Task item:
Give the number of lines in this listing that contain the word "Warning", and nothing else.

Data for this task:
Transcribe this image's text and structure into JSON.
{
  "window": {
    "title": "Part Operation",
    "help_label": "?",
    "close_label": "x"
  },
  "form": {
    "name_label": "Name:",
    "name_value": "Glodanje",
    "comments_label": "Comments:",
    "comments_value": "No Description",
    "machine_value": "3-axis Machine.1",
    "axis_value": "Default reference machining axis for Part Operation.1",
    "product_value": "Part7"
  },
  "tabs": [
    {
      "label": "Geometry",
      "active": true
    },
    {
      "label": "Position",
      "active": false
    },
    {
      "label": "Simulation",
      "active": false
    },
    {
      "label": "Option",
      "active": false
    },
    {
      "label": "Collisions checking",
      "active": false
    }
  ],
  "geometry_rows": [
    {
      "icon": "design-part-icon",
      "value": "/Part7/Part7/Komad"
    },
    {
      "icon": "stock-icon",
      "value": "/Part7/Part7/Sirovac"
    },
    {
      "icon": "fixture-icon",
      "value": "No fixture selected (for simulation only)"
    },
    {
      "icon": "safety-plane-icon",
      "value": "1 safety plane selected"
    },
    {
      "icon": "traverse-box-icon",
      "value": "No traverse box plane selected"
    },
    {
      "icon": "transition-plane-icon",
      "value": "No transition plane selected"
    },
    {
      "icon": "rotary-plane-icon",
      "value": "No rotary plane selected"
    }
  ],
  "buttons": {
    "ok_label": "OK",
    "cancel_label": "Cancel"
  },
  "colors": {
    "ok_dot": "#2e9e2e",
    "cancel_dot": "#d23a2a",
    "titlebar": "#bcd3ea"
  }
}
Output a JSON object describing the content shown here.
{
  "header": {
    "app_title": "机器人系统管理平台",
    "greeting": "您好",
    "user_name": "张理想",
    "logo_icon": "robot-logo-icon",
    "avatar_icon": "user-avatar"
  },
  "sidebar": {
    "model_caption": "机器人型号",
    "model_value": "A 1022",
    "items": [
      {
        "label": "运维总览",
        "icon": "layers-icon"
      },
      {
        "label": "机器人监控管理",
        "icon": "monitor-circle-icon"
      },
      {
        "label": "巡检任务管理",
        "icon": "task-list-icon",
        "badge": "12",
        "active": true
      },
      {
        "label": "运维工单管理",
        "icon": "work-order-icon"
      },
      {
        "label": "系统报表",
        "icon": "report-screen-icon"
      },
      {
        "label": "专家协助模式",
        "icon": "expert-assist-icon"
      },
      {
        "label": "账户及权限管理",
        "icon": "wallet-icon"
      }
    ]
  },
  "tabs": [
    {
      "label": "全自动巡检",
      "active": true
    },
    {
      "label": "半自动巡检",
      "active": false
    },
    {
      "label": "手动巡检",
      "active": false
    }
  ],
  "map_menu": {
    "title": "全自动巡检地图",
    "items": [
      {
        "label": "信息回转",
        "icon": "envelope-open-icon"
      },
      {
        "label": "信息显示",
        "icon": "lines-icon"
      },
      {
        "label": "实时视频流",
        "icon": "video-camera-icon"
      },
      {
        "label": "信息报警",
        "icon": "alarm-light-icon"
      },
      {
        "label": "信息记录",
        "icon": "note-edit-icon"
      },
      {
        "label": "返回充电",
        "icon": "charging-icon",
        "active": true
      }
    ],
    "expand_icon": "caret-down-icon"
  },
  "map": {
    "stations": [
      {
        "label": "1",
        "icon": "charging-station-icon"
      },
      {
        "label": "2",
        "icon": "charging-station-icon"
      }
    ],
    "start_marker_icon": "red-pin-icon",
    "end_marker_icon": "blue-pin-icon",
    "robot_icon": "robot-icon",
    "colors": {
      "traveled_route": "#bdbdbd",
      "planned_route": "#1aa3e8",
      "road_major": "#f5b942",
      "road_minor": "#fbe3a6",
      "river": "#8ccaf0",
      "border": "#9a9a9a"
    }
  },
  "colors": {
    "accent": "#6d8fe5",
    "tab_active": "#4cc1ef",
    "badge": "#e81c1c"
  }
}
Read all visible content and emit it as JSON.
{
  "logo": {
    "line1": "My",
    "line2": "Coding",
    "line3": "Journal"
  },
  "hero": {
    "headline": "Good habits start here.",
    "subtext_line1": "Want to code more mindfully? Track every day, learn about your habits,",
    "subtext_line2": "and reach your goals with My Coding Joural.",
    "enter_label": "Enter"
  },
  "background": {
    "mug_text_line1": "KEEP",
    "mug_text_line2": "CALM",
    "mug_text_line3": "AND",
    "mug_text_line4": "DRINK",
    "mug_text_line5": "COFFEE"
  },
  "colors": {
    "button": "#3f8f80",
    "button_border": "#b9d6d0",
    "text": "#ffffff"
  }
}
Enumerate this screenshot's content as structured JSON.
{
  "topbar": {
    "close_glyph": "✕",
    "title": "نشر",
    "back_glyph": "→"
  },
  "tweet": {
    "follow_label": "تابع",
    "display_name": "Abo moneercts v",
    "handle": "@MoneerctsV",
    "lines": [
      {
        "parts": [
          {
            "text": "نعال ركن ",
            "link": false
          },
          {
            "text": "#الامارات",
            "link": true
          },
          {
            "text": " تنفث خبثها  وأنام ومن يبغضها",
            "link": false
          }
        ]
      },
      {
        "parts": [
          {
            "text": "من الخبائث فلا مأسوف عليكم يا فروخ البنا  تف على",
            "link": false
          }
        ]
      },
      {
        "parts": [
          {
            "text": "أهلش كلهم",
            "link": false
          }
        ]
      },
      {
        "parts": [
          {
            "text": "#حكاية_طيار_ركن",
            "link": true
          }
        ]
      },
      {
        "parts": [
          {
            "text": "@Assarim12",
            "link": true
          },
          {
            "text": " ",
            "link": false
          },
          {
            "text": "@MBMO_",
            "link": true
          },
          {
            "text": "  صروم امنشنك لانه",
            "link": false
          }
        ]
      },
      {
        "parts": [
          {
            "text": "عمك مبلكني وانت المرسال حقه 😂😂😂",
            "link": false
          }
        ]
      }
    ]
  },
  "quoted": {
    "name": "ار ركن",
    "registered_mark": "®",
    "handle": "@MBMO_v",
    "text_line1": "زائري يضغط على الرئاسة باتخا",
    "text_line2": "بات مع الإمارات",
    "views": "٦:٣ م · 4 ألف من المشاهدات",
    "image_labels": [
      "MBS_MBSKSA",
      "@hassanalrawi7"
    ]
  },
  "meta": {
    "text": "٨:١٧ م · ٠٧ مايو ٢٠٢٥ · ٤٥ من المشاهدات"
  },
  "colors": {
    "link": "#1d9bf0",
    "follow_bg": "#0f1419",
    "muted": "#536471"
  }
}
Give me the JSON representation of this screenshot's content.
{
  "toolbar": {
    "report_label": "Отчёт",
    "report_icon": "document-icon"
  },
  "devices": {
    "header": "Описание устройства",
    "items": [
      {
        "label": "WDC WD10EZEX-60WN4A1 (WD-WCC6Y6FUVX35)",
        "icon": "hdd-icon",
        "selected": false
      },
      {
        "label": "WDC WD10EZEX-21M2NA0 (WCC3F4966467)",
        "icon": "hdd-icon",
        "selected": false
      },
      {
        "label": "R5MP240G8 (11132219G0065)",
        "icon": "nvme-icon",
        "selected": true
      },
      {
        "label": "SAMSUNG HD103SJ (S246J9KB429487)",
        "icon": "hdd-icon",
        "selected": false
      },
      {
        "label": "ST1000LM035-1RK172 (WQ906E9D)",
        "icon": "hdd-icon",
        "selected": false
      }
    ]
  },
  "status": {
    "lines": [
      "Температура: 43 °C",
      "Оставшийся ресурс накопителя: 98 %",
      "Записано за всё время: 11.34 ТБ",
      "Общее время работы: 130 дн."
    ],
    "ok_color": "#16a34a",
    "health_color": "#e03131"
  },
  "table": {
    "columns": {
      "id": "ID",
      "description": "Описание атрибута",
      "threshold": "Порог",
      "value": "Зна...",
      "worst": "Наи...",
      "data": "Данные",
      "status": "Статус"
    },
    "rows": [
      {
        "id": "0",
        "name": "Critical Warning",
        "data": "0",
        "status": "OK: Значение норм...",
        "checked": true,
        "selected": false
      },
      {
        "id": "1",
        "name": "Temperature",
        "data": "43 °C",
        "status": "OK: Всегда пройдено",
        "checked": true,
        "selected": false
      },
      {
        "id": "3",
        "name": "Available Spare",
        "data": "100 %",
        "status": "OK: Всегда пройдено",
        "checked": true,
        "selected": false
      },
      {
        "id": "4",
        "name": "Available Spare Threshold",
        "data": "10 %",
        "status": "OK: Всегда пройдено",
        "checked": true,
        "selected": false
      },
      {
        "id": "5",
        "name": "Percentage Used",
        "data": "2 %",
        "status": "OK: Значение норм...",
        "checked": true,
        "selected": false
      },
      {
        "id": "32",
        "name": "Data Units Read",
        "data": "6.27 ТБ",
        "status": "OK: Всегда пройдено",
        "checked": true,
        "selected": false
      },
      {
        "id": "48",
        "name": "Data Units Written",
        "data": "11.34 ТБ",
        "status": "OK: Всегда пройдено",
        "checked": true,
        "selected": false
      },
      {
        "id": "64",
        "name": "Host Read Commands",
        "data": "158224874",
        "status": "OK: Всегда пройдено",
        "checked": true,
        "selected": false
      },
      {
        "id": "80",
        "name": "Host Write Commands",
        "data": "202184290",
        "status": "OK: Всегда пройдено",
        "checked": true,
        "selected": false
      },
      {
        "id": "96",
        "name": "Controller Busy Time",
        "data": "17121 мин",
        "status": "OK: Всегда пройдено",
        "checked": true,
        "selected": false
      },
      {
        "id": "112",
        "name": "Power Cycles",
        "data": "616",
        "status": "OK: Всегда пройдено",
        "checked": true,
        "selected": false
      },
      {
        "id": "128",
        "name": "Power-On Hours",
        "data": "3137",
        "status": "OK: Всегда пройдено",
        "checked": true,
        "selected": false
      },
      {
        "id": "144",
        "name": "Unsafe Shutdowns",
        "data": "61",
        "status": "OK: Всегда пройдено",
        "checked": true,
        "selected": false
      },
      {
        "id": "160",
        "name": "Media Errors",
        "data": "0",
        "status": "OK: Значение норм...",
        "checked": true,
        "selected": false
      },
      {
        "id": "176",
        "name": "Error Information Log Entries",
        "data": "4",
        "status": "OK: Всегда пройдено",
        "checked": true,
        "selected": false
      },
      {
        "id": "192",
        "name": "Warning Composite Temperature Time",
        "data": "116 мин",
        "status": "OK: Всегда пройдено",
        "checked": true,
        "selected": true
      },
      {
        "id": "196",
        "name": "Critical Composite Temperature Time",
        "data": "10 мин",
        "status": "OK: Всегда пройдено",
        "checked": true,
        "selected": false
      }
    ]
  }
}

Answer section:
2